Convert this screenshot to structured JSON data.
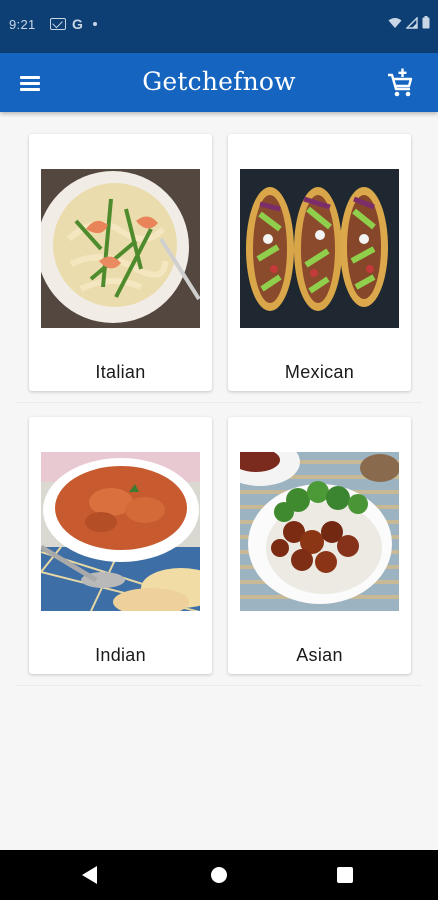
{
  "status_bar": {
    "time": "9:21",
    "google_letter": "G",
    "icons": [
      "gmail-icon",
      "google-icon",
      "notification-dot-icon",
      "wifi-icon",
      "signal-icon",
      "battery-icon"
    ]
  },
  "app_bar": {
    "title": "Getchefnow",
    "menu_icon": "hamburger-menu-icon",
    "cart_icon": "add-to-cart-icon",
    "background_color": "#1565c0",
    "status_bar_color": "#0d3f75"
  },
  "categories": [
    {
      "label": "Italian",
      "image": "shrimp-pasta-photo"
    },
    {
      "label": "Mexican",
      "image": "tacos-photo"
    },
    {
      "label": "Indian",
      "image": "curry-naan-photo"
    },
    {
      "label": "Asian",
      "image": "chicken-rice-broccoli-photo"
    }
  ],
  "nav_bar": {
    "icons": [
      "back-triangle-icon",
      "home-circle-icon",
      "recents-square-icon"
    ]
  }
}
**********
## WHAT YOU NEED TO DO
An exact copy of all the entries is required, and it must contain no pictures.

## TASK SOLUTION
Convert this screenshot to structured JSON data.
{
  "status_bar": {
    "time": "9:21",
    "google_letter": "G",
    "icons": [
      "gmail-icon",
      "google-icon",
      "notification-dot-icon",
      "wifi-icon",
      "signal-icon",
      "battery-icon"
    ]
  },
  "app_bar": {
    "title": "Getchefnow",
    "menu_icon": "hamburger-menu-icon",
    "cart_icon": "add-to-cart-icon",
    "background_color": "#1565c0",
    "status_bar_color": "#0d3f75"
  },
  "categories": [
    {
      "label": "Italian",
      "image": "shrimp-pasta-photo"
    },
    {
      "label": "Mexican",
      "image": "tacos-photo"
    },
    {
      "label": "Indian",
      "image": "curry-naan-photo"
    },
    {
      "label": "Asian",
      "image": "chicken-rice-broccoli-photo"
    }
  ],
  "nav_bar": {
    "icons": [
      "back-triangle-icon",
      "home-circle-icon",
      "recents-square-icon"
    ]
  }
}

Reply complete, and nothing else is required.